§ WORK INSTRUCTION
Tally the lines below that contain the word "this", then give the tally and nothing more.
BEGIN DATA TO PROCESS
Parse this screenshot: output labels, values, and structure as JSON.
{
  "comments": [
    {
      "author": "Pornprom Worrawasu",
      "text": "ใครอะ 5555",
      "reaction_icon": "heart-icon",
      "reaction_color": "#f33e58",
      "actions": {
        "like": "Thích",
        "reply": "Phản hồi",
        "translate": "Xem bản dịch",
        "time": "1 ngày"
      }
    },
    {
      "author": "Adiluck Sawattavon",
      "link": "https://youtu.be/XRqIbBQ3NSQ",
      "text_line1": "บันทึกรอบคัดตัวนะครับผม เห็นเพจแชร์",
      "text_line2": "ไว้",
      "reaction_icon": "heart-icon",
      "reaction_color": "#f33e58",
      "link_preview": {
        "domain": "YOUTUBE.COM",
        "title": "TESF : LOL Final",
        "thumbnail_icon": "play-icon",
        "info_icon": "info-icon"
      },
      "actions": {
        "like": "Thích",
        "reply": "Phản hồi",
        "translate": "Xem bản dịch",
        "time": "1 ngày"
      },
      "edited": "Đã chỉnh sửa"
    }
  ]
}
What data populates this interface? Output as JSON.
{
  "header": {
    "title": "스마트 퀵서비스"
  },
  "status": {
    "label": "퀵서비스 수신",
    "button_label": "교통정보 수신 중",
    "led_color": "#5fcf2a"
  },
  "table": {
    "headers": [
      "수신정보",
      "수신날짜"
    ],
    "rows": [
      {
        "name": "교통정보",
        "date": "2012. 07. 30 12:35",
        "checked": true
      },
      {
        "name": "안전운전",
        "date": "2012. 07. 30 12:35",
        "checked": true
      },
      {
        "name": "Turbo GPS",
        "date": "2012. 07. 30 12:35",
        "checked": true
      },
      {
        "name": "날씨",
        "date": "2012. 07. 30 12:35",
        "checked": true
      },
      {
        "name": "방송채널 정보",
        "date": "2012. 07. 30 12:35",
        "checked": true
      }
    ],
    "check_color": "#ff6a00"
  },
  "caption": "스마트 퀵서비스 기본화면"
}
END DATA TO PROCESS
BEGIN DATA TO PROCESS
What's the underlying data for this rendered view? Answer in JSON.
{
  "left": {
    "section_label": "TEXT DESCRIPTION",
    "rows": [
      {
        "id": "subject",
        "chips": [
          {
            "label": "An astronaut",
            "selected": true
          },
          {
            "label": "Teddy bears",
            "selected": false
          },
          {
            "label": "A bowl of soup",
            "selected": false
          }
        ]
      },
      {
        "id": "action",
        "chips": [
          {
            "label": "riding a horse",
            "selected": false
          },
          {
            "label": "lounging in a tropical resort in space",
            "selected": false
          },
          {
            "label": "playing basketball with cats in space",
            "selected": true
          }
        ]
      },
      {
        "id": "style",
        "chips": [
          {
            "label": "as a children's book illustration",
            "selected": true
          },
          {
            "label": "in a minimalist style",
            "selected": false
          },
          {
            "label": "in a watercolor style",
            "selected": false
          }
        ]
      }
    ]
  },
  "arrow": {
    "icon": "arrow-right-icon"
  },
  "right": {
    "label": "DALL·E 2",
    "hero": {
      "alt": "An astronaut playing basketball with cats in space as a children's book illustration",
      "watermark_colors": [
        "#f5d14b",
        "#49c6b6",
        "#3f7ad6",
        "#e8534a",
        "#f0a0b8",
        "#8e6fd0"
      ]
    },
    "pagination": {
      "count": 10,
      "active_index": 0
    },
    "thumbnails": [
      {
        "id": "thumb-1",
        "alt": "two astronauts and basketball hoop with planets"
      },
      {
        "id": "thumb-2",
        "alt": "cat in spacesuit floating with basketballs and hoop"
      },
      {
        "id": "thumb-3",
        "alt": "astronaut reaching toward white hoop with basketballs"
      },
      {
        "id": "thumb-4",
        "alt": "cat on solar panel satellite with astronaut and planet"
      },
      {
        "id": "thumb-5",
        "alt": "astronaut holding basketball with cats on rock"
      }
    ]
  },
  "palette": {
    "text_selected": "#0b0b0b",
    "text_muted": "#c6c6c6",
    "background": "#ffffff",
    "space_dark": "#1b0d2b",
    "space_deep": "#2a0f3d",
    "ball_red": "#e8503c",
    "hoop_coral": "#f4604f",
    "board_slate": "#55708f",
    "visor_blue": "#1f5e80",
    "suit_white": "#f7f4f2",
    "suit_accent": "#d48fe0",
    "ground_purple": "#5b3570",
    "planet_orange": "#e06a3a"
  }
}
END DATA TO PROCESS
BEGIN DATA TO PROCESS
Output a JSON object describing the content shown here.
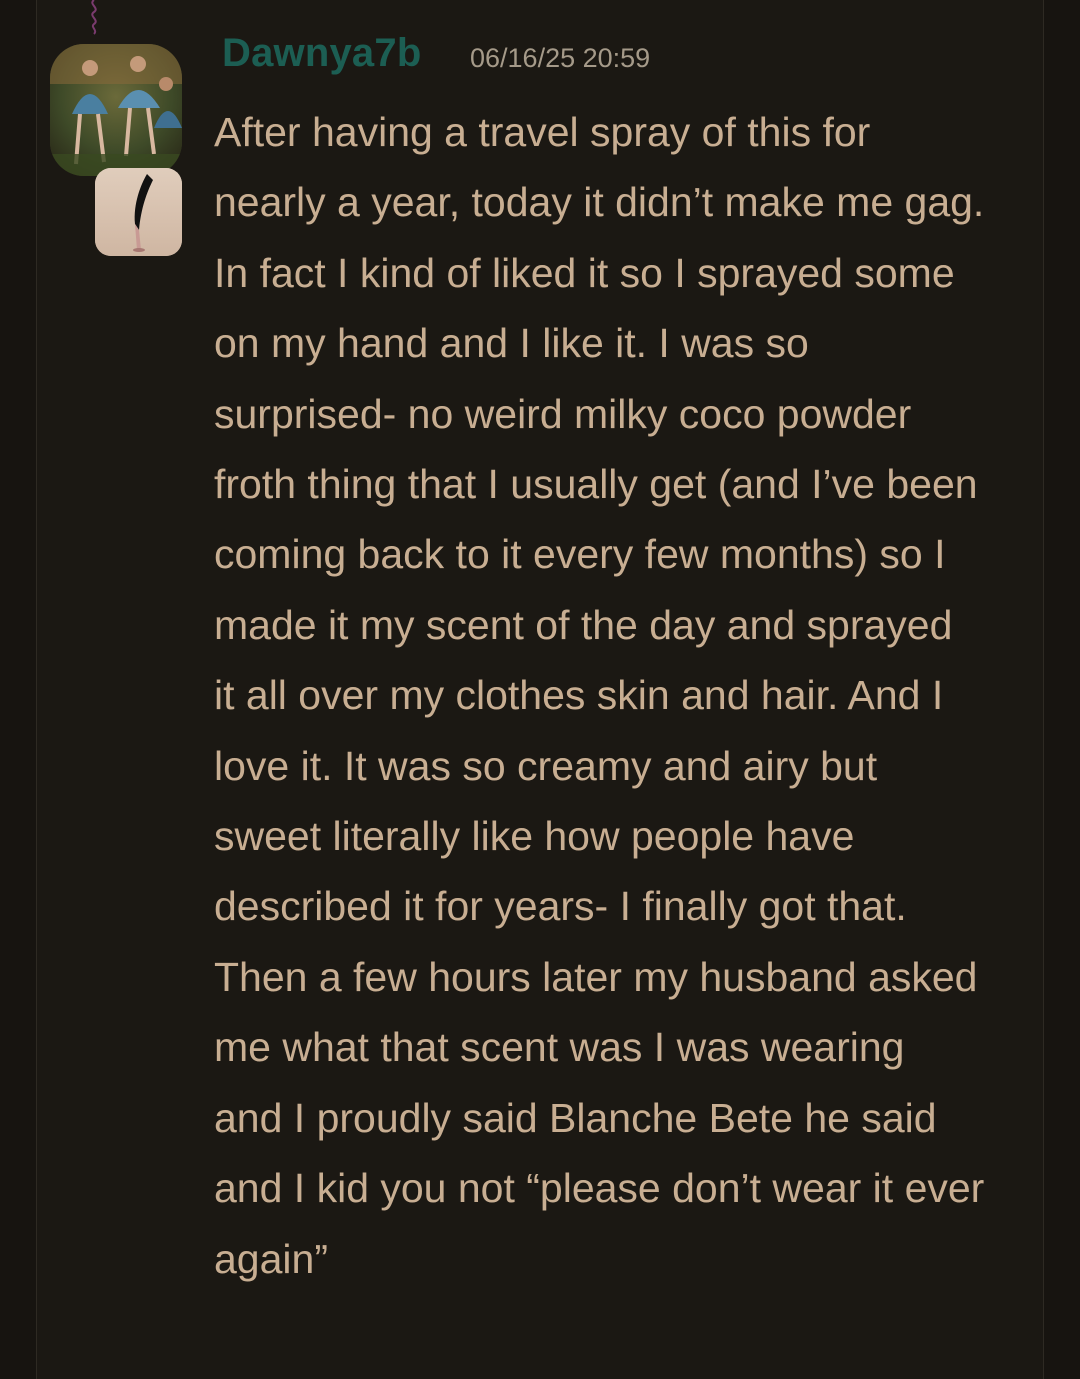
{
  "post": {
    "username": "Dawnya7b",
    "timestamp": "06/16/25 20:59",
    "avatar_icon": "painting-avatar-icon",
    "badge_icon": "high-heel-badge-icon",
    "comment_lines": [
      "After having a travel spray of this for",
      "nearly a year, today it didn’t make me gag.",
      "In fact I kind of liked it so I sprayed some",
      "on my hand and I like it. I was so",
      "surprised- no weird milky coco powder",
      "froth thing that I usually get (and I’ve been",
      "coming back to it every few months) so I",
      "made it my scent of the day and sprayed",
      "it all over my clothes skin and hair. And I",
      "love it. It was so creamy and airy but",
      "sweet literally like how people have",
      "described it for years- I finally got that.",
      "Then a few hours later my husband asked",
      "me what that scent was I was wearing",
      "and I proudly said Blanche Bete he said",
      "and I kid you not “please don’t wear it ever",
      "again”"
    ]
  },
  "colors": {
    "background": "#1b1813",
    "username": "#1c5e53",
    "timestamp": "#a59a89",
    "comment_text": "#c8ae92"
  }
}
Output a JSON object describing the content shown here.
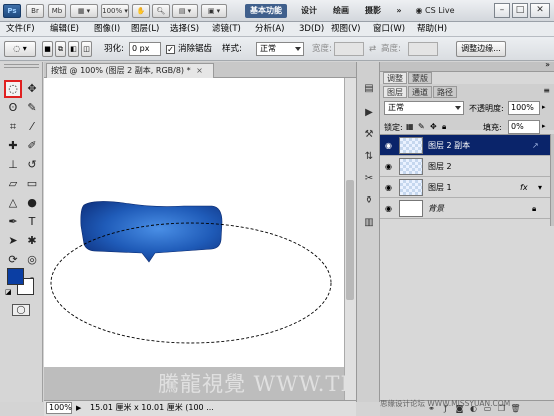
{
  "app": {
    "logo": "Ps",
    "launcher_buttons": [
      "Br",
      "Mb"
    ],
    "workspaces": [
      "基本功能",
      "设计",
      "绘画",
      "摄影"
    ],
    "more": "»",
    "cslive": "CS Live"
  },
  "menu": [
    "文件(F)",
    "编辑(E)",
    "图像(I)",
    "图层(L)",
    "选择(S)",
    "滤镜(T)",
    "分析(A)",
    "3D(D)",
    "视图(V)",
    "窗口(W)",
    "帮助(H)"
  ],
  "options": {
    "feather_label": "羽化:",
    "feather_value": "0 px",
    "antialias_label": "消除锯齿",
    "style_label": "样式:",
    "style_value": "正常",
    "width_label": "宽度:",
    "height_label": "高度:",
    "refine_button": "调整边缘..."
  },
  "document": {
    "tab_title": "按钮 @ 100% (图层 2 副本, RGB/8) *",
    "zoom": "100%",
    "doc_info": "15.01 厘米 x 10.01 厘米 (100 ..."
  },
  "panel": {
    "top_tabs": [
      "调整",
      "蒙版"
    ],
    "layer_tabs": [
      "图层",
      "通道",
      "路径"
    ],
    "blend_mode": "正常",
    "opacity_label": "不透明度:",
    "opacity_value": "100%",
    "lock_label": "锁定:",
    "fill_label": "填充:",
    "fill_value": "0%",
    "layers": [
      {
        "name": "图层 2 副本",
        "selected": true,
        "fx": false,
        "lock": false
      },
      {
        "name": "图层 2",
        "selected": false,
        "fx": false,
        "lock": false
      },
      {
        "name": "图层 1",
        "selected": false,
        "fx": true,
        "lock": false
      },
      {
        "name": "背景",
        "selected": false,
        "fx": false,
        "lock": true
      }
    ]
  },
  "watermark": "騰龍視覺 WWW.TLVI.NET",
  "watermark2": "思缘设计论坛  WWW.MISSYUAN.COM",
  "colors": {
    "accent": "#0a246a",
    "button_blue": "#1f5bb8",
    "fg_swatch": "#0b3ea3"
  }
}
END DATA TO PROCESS
§ EXERCISE OUTPUT
4